→ **Work request**
Only a number is required: how many lines of the material contain the word "this"?

Segment Start: Data shown

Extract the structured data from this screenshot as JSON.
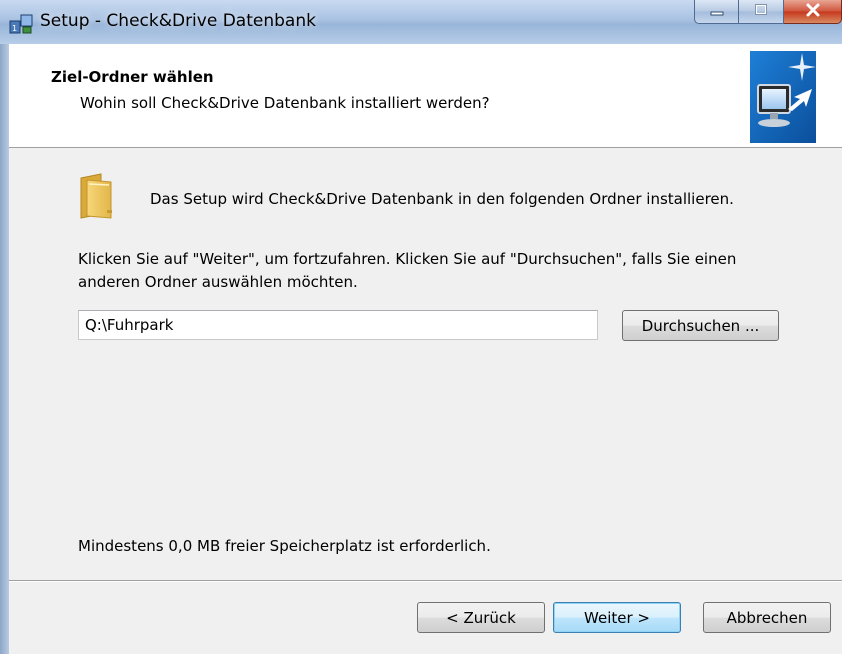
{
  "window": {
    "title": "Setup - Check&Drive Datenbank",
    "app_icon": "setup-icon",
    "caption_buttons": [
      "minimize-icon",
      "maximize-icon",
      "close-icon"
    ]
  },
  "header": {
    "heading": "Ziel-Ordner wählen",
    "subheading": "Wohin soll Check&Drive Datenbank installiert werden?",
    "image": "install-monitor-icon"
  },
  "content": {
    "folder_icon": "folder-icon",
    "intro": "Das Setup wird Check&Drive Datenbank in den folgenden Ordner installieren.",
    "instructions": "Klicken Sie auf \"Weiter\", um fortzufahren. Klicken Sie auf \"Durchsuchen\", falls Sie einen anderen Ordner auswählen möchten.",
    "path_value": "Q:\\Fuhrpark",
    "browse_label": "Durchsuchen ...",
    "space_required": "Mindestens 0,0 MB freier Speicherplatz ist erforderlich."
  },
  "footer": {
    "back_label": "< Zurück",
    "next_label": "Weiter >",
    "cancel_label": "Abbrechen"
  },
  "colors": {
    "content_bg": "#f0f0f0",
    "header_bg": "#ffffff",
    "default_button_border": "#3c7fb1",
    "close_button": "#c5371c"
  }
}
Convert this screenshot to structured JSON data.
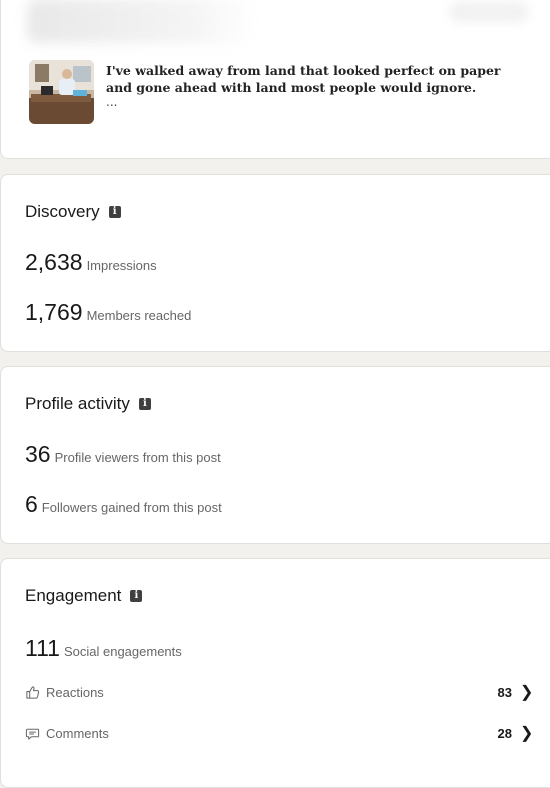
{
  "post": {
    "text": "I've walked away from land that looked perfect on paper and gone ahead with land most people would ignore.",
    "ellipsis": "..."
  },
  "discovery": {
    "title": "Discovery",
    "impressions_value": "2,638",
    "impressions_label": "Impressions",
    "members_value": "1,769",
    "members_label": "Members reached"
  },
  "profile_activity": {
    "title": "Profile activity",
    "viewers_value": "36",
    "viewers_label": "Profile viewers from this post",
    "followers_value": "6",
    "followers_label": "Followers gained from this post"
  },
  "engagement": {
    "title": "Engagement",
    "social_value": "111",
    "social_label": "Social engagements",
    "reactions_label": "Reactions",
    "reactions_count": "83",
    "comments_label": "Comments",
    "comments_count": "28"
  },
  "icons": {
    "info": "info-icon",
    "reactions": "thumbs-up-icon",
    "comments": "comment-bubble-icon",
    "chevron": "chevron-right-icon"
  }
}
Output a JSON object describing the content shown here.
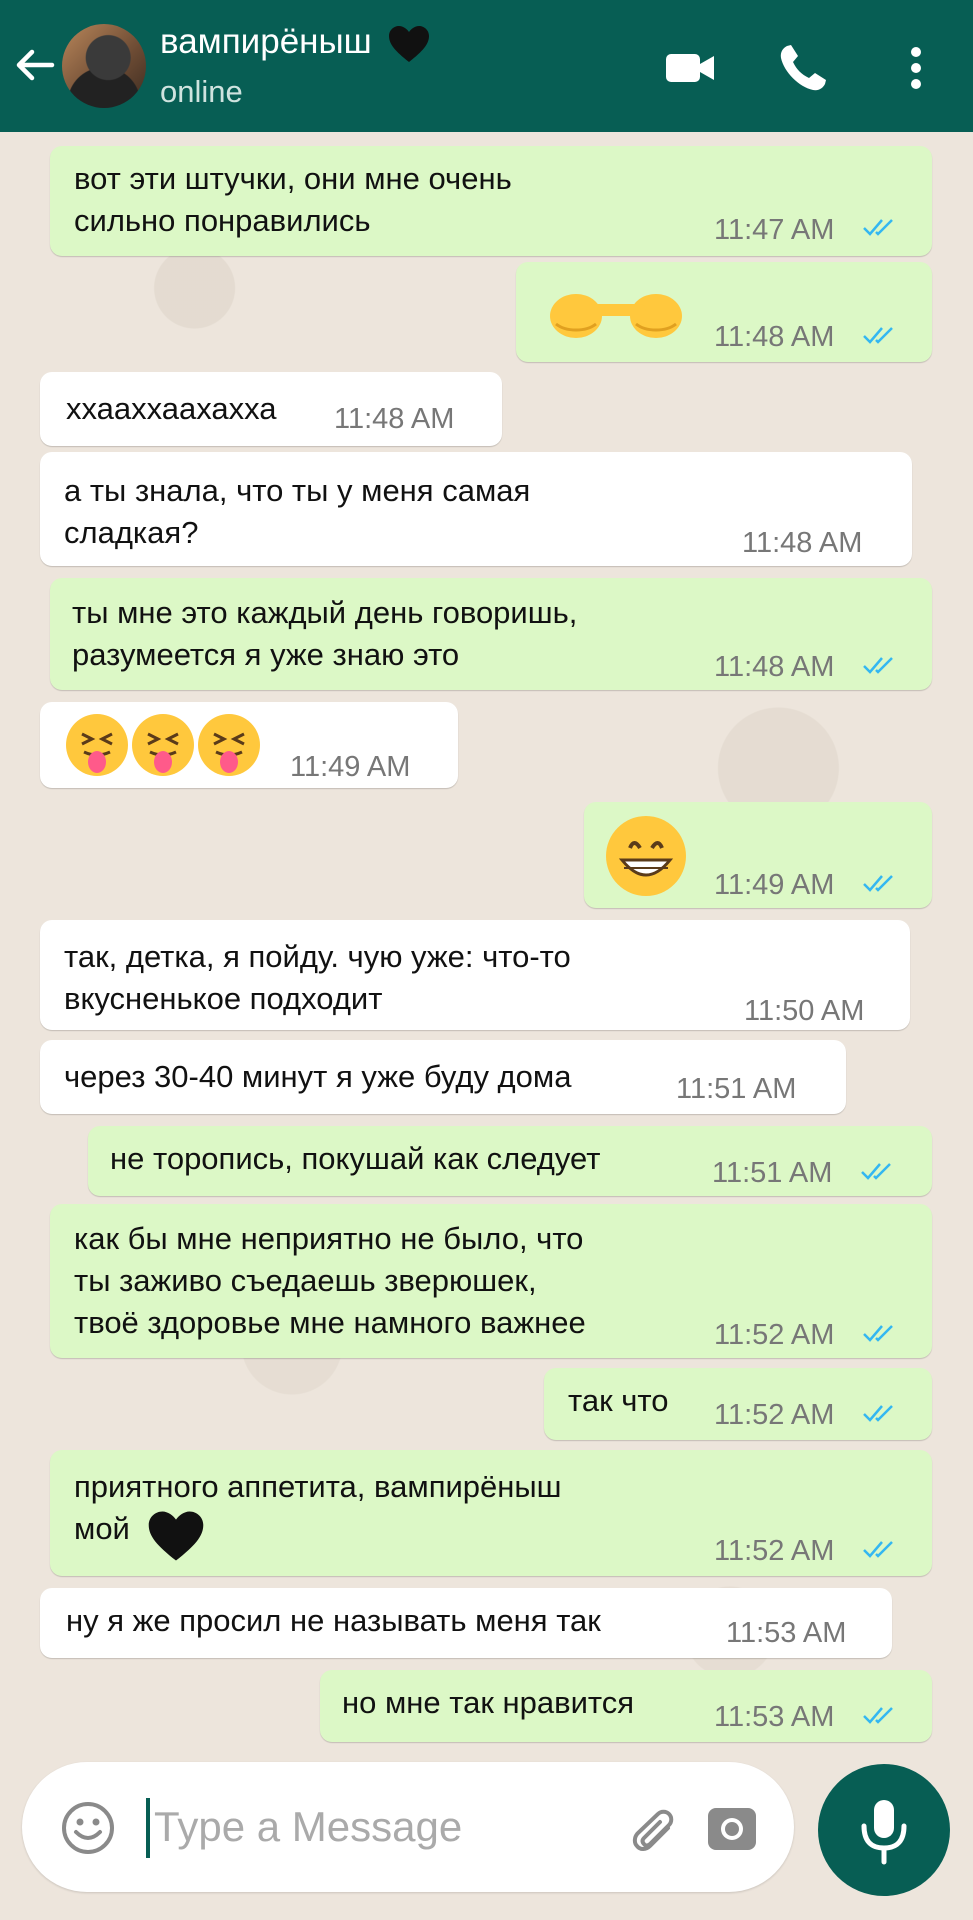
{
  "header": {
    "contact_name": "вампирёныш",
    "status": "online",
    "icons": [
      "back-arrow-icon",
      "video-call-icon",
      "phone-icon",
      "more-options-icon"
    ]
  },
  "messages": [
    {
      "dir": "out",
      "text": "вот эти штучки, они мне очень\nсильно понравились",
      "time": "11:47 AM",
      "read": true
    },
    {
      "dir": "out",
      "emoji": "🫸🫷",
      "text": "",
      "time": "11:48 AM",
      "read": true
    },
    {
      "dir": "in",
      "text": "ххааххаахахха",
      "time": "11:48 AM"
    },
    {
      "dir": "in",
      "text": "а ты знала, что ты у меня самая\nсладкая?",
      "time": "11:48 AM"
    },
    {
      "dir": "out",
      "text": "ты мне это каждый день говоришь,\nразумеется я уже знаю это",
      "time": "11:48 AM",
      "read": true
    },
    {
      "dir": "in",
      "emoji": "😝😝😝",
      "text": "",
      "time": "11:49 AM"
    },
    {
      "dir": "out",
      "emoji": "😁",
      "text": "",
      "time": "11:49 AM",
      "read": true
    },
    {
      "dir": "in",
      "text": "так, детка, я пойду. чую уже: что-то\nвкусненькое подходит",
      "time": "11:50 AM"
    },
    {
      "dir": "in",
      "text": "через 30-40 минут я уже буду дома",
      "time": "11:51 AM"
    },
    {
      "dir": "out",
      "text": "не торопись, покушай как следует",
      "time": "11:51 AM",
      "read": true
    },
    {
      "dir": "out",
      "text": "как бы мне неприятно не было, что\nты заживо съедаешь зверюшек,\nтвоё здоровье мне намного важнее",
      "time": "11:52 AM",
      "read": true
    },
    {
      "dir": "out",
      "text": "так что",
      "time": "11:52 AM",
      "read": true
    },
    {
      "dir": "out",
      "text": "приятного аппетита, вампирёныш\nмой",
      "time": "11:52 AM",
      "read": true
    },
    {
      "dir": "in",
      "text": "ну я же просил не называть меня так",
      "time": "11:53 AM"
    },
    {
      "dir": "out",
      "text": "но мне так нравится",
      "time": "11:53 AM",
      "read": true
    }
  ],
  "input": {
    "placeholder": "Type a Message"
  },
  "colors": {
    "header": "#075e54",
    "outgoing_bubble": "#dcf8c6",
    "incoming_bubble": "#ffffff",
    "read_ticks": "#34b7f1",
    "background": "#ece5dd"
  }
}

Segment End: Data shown

→ **Solution to the problem**
4